khschreckToday at the Field, I spent time with this exhibit.
I had never heard of Malvina Hoffman before today, but I believe I have an early memory of being in the gallery that held her collection of sculptures created for the Field in the 1930s--the "Hall of Man"--and only removed from the museum in 1969, due to legitimate concerns about racism based in eugenics, which I suppose all racism is. My memory from childhood is not a happy one; I felt overwhelmed and unsettled that day. Frightened, even, by all the strange others, frozen in time. And today: well, the exhibit stays with me, worries at me. It is a good exhibit in this way--contained and to the point and yet open for interpretation, an Open Door not a closed box, when it comes to galleries. Who was this woman, Malvina Hoffman? Why and how did she do what she did? She travelled the world to make this work. How did she really feel about it after the fact? She studied with Rodin. She made a living as a sculptor when few women did.
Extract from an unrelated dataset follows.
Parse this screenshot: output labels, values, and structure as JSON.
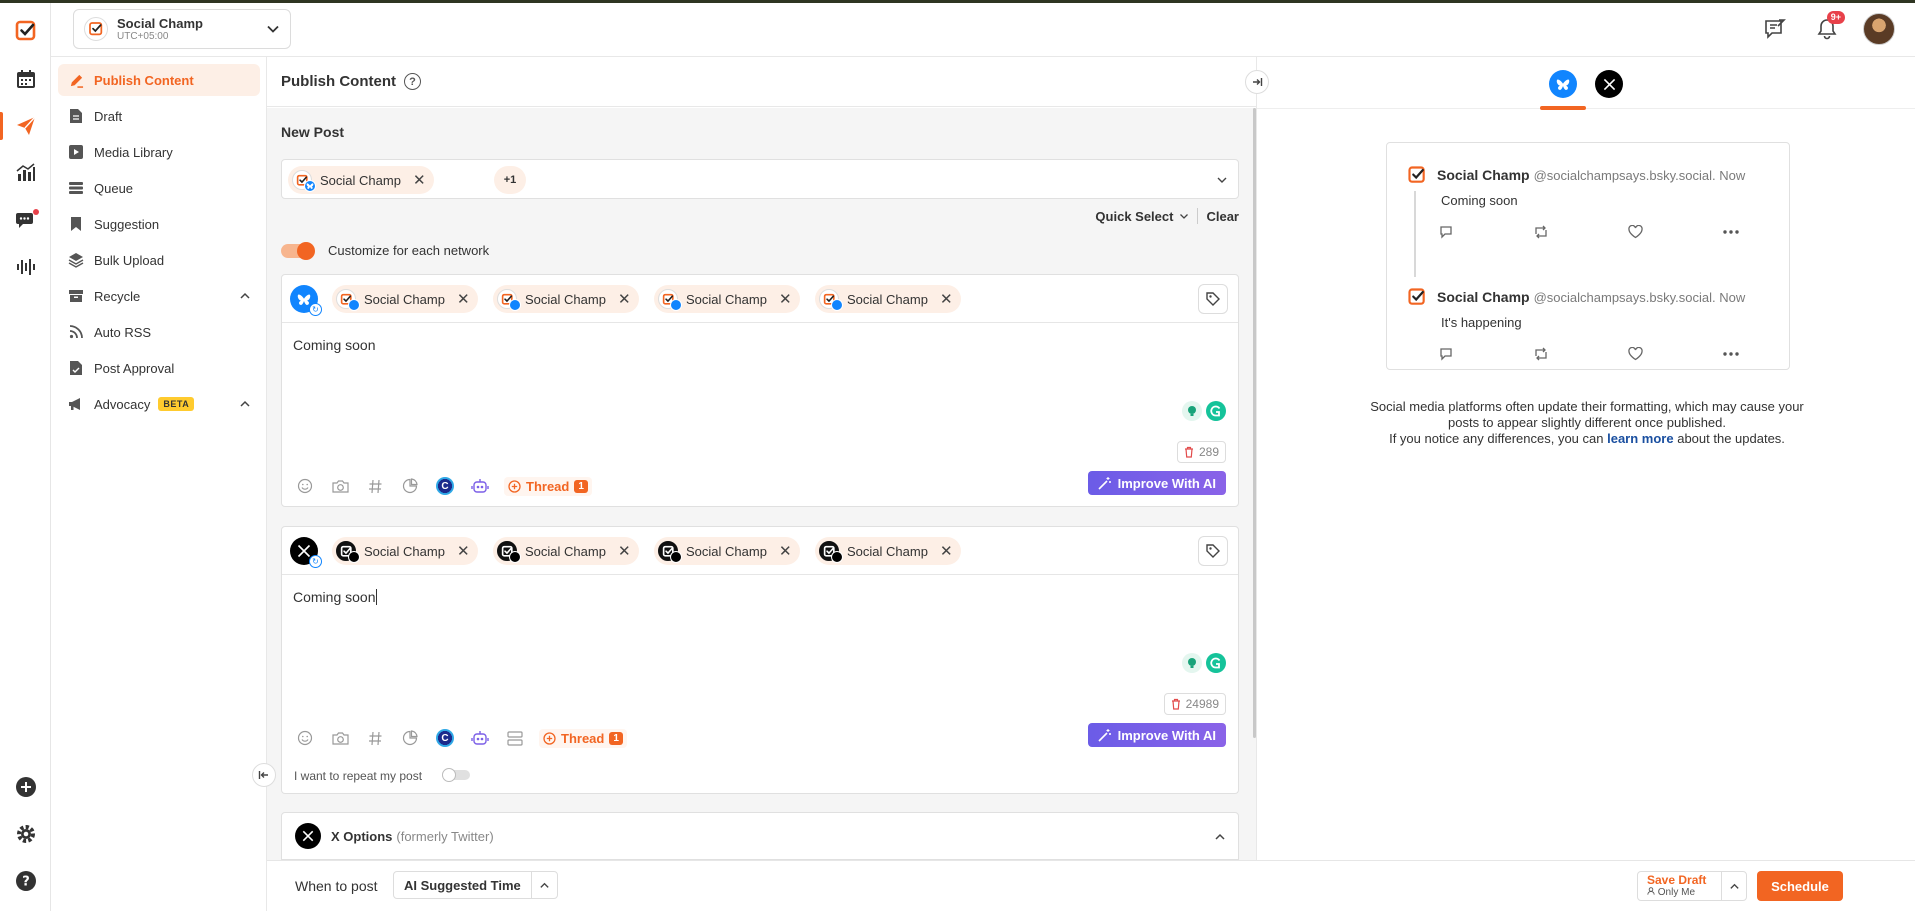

I want to know more about Malvina Hoffman and her work, her life, her aging, her death. #malvinahoffman, #fieldmuseum, #sculpture, #sculptures, #bronze, #bronzesculpture, #racism, #eugenics, #history, #art, #travel, #other, #subject, #object, #exhibit, #memory, #women, #artists, #internationalwomensday
Log in to like or comment.